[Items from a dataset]
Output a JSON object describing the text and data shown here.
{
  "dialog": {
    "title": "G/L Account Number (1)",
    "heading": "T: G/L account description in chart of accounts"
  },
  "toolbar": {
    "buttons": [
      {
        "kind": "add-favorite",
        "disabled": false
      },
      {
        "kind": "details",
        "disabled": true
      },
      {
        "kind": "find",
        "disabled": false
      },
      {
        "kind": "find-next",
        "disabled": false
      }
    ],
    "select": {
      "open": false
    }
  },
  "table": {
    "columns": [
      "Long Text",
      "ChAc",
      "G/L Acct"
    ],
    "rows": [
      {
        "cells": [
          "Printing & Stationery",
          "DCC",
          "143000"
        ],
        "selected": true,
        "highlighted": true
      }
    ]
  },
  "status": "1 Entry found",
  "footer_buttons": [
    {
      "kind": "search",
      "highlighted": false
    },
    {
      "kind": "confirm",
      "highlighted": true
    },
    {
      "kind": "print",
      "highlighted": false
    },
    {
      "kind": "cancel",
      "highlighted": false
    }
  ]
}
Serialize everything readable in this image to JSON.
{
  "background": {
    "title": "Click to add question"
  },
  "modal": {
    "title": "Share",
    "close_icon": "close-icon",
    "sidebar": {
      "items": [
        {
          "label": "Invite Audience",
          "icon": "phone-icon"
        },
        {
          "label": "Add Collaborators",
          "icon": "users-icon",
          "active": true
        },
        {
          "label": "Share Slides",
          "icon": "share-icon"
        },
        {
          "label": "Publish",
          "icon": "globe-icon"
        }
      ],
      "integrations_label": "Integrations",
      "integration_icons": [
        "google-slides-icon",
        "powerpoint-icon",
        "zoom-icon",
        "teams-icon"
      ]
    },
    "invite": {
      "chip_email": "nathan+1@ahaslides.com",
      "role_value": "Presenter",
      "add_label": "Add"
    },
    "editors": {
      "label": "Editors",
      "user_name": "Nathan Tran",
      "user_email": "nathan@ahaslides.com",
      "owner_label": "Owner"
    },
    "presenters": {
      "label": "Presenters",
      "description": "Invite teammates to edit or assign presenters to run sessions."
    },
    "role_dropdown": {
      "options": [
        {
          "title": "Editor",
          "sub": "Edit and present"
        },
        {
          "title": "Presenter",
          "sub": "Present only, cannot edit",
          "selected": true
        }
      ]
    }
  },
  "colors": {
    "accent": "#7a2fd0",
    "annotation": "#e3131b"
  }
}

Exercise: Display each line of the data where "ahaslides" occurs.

Task solution:
      "chip_email": "nathan+1@ahaslides.com",
      "user_email": "nathan@ahaslides.com",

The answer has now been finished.